⟨
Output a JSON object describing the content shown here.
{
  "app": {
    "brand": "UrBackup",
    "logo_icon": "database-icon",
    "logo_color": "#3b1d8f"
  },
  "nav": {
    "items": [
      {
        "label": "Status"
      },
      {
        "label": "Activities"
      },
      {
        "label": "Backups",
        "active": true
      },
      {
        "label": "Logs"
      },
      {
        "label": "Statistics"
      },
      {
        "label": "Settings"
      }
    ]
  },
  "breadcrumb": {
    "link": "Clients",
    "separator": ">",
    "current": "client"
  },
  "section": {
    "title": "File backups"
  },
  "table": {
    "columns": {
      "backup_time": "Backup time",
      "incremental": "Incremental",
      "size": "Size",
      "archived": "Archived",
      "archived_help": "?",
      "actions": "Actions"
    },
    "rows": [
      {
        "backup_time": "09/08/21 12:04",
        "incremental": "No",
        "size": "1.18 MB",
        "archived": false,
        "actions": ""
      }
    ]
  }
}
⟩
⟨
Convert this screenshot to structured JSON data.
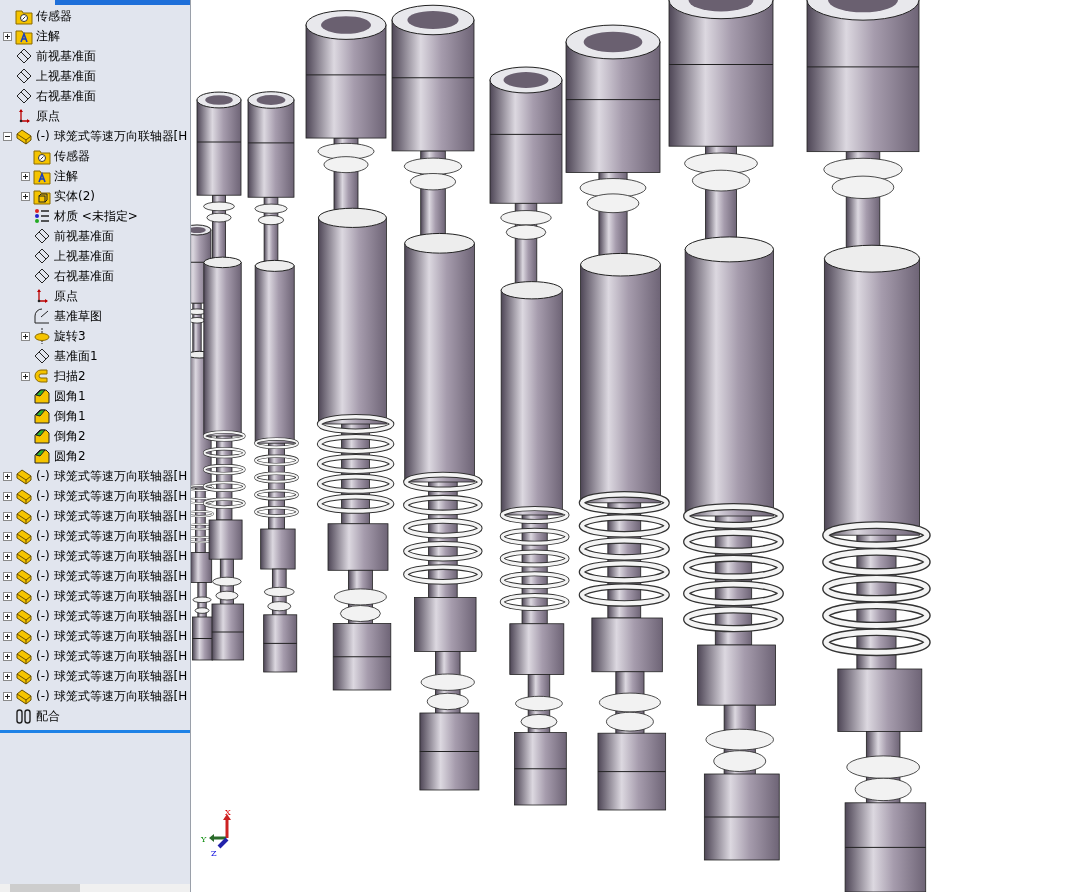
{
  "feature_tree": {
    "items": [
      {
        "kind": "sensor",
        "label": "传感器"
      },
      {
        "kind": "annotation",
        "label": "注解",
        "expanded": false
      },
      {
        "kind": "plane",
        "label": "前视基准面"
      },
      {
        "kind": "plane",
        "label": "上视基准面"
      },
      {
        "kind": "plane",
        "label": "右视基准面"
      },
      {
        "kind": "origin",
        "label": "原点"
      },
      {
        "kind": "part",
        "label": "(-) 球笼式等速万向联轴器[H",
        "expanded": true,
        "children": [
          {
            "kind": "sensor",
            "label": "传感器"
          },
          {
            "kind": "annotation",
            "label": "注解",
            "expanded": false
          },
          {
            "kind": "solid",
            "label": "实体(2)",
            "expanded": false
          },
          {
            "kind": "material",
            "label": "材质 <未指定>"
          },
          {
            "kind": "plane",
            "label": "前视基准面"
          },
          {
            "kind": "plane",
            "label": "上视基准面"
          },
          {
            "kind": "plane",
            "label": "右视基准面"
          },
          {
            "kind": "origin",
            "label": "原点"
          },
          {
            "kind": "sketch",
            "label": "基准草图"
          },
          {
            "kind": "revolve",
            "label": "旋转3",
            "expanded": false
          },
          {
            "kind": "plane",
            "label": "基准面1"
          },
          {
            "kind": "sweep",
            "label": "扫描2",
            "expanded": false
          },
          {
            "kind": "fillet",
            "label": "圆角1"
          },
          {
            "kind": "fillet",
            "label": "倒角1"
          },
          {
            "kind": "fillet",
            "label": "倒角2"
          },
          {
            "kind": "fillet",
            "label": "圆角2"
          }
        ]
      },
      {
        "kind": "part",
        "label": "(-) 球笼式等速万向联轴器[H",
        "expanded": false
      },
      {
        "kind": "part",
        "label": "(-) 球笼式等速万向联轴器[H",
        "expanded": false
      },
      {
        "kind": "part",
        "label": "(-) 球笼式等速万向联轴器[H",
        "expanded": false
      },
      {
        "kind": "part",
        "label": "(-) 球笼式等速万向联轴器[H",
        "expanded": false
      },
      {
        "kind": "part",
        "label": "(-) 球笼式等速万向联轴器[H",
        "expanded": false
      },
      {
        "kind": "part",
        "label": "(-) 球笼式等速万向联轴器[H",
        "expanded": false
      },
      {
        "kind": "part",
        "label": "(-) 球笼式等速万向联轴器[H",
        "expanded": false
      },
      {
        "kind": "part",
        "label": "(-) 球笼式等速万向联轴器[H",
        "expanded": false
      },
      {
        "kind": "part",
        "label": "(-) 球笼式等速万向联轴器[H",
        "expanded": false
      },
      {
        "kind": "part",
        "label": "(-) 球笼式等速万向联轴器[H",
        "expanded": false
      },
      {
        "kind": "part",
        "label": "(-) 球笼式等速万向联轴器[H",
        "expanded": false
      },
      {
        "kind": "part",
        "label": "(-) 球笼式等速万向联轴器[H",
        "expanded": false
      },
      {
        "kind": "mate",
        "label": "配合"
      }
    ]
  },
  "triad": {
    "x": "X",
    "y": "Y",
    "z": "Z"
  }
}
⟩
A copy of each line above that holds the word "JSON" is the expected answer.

Output a JSON object describing the content shown here.
Convert this screenshot to structured JSON data.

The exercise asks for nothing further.